The program offers financial rewards for successful completion of the program. As participants find work, their public housing rent increases, but the WHA puts the additional rent cost into escrow. After families reach their goals and become self-sufficient, they receive the money set aside.

Those escrow funds have even helped participants put a down payment on a home.

Housing authority officials have continued to see many success stories of people who are now empowered and living out a better life because they not only believed in themselves but remained committed to the program.

Woodard said the financial gain is only one part of the program.

“It’s a boost of confidence and sets realistic goals for yourself,” she said. “Keeping my goals in line for not only the program but for myself in life.”


After completing the program at Wilson Community College, Woodard became aware that drug stores wanted pharmacy technicians certified by the state.
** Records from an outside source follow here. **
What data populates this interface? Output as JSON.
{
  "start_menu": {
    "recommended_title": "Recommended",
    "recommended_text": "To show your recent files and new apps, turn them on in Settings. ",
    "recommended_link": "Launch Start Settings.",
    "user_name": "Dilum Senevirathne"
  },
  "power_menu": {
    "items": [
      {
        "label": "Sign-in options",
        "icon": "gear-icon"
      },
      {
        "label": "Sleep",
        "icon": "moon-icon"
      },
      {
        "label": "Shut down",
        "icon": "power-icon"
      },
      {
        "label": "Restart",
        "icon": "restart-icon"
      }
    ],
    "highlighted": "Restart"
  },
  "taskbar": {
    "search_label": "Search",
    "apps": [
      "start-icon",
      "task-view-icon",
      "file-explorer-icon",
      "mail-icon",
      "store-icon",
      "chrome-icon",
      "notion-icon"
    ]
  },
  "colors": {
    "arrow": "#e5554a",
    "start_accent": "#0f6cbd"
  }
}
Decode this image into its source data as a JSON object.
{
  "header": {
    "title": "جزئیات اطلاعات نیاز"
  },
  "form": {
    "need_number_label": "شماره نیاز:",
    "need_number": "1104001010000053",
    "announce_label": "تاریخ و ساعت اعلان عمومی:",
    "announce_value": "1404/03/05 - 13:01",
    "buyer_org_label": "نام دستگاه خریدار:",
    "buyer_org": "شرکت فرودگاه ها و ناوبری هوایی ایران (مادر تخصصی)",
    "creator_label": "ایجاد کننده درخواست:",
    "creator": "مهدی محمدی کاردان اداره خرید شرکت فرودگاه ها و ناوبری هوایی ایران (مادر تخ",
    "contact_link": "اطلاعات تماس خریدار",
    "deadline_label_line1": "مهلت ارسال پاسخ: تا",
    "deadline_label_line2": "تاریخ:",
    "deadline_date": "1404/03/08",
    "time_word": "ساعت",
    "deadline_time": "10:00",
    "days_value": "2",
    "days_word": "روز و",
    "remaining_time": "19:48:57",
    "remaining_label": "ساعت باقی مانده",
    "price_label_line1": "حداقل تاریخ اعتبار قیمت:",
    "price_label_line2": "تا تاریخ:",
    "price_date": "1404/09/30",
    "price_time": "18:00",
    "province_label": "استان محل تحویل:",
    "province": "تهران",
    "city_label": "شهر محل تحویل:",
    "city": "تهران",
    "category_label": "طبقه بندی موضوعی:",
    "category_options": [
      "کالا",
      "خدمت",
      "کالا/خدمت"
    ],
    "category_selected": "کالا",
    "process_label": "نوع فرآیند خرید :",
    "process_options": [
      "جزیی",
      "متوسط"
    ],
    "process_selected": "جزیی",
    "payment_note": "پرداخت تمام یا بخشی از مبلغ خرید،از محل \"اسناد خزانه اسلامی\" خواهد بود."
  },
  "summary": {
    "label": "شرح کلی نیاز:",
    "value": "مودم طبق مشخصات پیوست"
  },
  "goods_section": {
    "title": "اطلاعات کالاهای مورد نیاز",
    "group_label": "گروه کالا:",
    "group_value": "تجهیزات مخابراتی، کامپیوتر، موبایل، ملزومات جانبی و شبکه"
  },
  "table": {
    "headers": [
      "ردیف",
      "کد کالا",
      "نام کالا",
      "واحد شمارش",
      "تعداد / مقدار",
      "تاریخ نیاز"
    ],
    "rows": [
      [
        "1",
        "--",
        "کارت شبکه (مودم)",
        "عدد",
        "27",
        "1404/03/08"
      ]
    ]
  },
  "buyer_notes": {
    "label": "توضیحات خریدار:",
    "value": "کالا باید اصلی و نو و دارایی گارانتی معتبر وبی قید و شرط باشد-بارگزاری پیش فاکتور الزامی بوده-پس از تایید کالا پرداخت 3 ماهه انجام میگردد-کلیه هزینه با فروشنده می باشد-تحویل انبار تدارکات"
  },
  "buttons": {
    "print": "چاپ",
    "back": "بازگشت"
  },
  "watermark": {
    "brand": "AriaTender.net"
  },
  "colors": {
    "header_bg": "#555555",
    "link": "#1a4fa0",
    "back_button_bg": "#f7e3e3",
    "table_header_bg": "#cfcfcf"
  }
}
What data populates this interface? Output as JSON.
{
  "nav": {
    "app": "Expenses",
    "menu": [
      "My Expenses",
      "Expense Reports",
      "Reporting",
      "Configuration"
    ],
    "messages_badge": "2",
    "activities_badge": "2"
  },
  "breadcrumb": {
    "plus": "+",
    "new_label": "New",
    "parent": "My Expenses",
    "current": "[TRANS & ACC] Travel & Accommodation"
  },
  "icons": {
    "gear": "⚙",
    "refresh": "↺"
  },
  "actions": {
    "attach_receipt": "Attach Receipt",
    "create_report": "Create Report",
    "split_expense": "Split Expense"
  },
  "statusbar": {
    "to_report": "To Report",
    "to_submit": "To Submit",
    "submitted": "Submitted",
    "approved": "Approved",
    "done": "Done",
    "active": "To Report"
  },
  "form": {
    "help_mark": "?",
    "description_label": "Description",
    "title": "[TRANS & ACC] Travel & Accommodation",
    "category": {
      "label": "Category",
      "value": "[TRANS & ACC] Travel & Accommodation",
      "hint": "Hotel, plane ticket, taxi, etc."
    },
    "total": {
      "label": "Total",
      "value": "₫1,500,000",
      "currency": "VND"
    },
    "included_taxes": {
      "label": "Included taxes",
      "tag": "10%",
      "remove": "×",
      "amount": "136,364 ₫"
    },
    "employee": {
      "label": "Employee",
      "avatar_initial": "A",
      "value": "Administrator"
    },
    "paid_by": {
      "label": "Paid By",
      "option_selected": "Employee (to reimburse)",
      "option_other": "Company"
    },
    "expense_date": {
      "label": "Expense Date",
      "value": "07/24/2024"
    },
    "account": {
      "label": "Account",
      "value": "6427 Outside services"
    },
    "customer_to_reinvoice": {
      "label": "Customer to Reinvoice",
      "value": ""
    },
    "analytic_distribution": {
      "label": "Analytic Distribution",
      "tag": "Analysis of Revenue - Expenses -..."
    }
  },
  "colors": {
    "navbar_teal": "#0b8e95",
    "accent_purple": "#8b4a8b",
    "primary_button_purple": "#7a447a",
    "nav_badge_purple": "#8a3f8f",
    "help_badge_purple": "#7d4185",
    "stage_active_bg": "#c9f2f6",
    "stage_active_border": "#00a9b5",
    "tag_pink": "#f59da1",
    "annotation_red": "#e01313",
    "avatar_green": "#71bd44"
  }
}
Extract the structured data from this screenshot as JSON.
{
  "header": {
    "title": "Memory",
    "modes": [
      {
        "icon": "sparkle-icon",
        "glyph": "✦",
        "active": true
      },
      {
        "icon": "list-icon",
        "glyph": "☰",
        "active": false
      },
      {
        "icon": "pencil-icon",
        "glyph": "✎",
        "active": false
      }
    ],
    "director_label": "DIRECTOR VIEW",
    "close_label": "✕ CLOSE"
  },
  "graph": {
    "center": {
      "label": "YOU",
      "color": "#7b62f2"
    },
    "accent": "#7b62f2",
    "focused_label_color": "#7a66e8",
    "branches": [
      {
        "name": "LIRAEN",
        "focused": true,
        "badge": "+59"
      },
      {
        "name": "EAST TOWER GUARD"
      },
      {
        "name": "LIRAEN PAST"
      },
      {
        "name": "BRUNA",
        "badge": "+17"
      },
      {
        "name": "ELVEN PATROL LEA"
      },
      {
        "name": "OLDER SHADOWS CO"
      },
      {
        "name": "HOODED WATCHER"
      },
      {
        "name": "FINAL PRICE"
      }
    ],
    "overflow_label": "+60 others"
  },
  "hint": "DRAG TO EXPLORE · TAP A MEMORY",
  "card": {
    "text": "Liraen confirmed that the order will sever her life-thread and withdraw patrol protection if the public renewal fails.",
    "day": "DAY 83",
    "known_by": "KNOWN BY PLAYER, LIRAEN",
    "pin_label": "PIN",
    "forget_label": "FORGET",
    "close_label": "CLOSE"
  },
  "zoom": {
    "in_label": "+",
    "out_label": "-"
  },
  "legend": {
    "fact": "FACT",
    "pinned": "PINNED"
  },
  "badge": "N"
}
“I had to save my money. and the next year, I took the test and passed it on the first try,” Woodard said.

That state certification opened up more doors for employment. She landed a job at Walmart pharmacy where she has been working for nearly three years.

“I love what I do,” Woodard said, adding that she loves her pharmacy customers and her coworkers.

“I do know that I’m blessed.”

Woodard currently works at the Walmart Neighborhood Market Pharmacy on Ward Boulevard. And it’s evident how much she enjoys her job. She works with an infectious smile on her face.

While she completed the five-year program this summer, that doesn’t mean she doesn’t continue to push forward.

“I’m going to keep setting goals for myself,” she said.


The Family Self-Sufficiency program now serves between 50 and 70 families annually. HUD funding is based on the level of participation. WHA recently landed another $59,500 from HUD that will continued to increase participation.

Woodard said the program also kept her grounded.

“Five years ago, I didn’t know I would need this,” she said. “It’s a great program. It’s pushing you to get what you can in five years.”

She said while five years might seem like a long commitment, it goes by fast. And each time you reach what you set out to do, it only drives you to do more.

“At the end of five years, you’ve gained,” she said. “In five years, you see what you’ve done and how far you’ve come. You see your growth.”

She went from unemployment, to a convenience store clerk barely making minimum wage to a job she loves making good money to support herself and her dreams.

Woodard said WHA officials through it all have been invaluable.

“They stand behind you,” she said. “What they can’t help you with, they will point you to someone who can. They propel you in the direction you want to go.”


Woodard, a single mom of two children, said the program has afforded various other things, including getting ahead on her bills, empowering her as a person and saving money for her next goal — building a home.

“The house I want is well in my reach,” she said, adding that she wants to build a house in the country and have space for her children to live and play freely.

“My dream is to own my house in two years,” she said. She continues to save for that dream. Woodard said the best part about program is that it shows her children how she never gave up, but pressed on despite any barrier thrown her way.

And patience is the key, she said.

“I’m not where I want to be, but I’m very far from where I used to be,” she said. “Once you reach certain goals in the program you have to set more goals. It’s all about God’s timing. Your purpose is going to be there. You have to believe in yourself. This program helps put the stepping stones in place for you to get there.”


Five years ago, Woodard said she felt defeated.

“I was sitting there down and out and ready to give up,” she said.

Woodard said while she has completed the program, she will continue to utilize everything she learned and move forward with a next set of goals.

“I’m still striving,” she said. “I’m still saving.”

And Woodard has a little advice for those who may be in a similar situation she was in several years ago.

“Push yourself and utilize every resource and opportunity you can designed to help you,” she said. “Don’t give up. Don’t stop believing.”

olivia@wilsontimes.com | 265-7879